The precipitous fall of Afghanistan to the Taliban is a painful lesson for US foreign policy and, by extension, for all Americans. While the abject failure of the Biden administration’s planning and implementation of the US withdrawal cannot be overlooked or excused, the first lesson we must learn is how the roots of this tragedy have festered just below the surface for a generation.
There is a reason that Afghanistan is known as the place where empires go to die: the British in the 19th century, the Russians in the 20th century and now the Americans have all entered Afghanistan, presuming to know what was best for “them” while failing to fully understand Afghan culture and history. The disturbing images at the Kabul airport only scratch the surface of our failures in this 20-year war. We need to begin by acknowledging the arrogance of Western policy makers who have assumed from the beginning that securing a Western-style democracy was feasible in a nation with no history or experience in this form of governance. Nowhere is this attitude more apparent than in the dismissal of traditional Afghan tribal structure.
Jeremy Suri writes in Foreign Policy, how failure of this basic understanding of Afghan society has led to decades of missteps by multiple US administrations in dealing with Afghanistan. He writes, “Climate and topography empower pastoral and decentralized forms of social organization on the edges of empires and states. The groups in these regions survive through kinship networks and adaptation to the land. They resist powerful intruders, and they adapt creatively to wider changes in politics and the economy.”
American elites—academics, journalists and policy makers—tend to describe tribes “in static terms, almost inevitably freighted with assumptions about cultural inferiority. If states are rational and innovative, tribes are depicted as static and tradition-bound. Americans of all political stripes cannot shake the belief they know better than the tribal inhabitants of Afghanistan they spent 20 years trying to organize as a modern military and state bureaucracy.” And after two decades of such effort, we see the results in scenes from the Kabul Airport.
Like in Vietnam (though the Biden administration is loathe to make such comparisons), we have believed that our way of life is the best way to build a sustainable democratic society.

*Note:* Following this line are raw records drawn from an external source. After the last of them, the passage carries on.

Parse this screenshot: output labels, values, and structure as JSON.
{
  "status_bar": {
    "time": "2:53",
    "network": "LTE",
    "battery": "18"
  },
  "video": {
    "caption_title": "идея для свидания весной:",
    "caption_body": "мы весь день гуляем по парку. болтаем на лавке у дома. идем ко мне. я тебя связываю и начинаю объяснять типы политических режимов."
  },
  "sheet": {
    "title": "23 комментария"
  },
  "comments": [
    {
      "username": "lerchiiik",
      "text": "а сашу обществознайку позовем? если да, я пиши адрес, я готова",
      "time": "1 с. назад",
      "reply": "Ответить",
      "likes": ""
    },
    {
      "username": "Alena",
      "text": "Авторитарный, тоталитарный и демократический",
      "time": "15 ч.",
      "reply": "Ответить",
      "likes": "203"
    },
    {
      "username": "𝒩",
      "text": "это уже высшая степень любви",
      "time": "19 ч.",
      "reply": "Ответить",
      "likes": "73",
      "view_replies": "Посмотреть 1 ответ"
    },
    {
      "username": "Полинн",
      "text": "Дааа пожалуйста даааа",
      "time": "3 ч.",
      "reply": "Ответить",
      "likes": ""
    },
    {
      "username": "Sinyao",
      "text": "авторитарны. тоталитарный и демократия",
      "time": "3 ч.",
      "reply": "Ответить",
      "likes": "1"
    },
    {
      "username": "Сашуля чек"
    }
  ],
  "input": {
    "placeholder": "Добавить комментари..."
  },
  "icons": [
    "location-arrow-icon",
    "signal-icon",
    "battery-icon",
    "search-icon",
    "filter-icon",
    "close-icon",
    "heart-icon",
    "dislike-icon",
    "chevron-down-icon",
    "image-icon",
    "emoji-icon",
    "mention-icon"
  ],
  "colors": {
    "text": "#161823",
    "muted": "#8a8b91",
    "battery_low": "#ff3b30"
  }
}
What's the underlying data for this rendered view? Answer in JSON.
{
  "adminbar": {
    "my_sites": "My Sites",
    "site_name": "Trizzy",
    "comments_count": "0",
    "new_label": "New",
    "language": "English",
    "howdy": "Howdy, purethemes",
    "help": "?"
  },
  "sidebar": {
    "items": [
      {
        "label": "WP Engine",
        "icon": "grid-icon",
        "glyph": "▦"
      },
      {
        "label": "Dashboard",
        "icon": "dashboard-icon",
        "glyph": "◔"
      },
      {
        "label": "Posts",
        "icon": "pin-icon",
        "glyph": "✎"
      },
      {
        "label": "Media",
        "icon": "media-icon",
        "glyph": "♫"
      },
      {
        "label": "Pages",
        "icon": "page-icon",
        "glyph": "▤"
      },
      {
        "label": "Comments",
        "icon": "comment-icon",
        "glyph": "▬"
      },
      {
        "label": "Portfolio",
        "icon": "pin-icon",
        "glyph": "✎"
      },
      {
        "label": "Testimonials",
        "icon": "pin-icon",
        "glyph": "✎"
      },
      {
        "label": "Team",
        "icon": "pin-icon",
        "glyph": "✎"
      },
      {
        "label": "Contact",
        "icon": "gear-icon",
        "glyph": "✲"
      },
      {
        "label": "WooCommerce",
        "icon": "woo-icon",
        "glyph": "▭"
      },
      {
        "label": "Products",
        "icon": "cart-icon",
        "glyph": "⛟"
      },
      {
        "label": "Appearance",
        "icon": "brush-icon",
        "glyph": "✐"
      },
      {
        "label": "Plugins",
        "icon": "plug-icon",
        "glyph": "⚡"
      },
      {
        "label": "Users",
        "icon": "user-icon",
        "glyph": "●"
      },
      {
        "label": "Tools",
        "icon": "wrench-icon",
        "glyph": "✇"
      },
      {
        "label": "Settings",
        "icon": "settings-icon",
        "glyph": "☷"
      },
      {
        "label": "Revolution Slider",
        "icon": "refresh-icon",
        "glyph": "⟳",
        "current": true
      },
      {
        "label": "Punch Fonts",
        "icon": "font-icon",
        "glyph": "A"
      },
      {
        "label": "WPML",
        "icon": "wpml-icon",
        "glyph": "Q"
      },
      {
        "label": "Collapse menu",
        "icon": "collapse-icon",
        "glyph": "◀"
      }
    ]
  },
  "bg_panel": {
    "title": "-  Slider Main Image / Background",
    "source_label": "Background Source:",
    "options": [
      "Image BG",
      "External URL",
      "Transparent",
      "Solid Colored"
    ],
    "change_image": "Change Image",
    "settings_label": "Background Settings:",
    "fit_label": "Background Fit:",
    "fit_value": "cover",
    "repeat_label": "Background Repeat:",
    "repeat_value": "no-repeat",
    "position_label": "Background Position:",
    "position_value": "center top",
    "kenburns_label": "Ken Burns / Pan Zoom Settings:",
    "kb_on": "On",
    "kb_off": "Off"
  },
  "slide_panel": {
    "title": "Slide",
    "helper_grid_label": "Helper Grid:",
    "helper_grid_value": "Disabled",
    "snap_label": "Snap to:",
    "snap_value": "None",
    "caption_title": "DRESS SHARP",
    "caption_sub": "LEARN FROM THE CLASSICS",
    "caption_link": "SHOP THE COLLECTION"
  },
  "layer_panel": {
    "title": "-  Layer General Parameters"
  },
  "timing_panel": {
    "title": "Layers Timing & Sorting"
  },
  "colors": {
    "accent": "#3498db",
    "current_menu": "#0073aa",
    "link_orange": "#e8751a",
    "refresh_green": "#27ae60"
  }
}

But, imposing a national government upon a fractured populace (think Yugoslavia, or Iraq), divided by ethnic loyalties and religious rigidity, has proven to be a mountain that is too steep to climb.
Keeping Our Promise
Propaganda from the Taliban says that they have changed and, indeed, this may be true. The strictures they face today—largely because of social media and global awareness of their past acts—cast a harsher spotlight on them. But, to assume that they have fundamentally changed their brutal ways is folly, opening the current reality to the searing question of US loyalty to those who helped us in our twenty-year war. It also raises the question of our responsibility to those, especially women and girls, who were inspired to dream of a free and independent life. What is the plan to assist those who wish to leave the country? How do we support those who cannot or will not leave? Why has it taken so long to begin the processing of refugees when we have known for months that the end of our involvement in Afghanistan was near? What sacrifices are we willing to make so that they may live without fear?
We fled from Afghanistan, leaving unkept so many promises made, so many dreams unrealized. Those who are forced to remain because of our chaotic departure face an uncertain future where the price of following those dreams can be sadistic torture or even death. Bureaucratic obstacles put before those who seek to flee the country should all immediately be put aside. There is time to work that out later; right now, the situation is urgent, desperate. The US organized the Berlin airlift and the processing of 130,000 Vietnamese refugees. We should be able to slice red tape and secure the release of those who helped us fight this war. Supporting women and girls who remain behind will require a more lasting commitment backed by significant public and private dollars. We need to begin this support now.
Looking to the Future
As of yet, there is no silver lining to this very dark cloud. The Biden administration’s handling of the withdrawal from Afghanistan is flawed on so many levels. I shudder to think of the domestic political battles that are to come when our collective horror at the heart-stopping images from Kabul Airport recede and Americans draw back into their own tribal wars, focusing on short-term blame and short-sighted assumptions. It is imperative that we learn the painful lessons so evident in the failure of this moment and, going forward, build our international relationships around the core principle of humility, acknowledging that we do not have all the answers to the world’s complex challenges.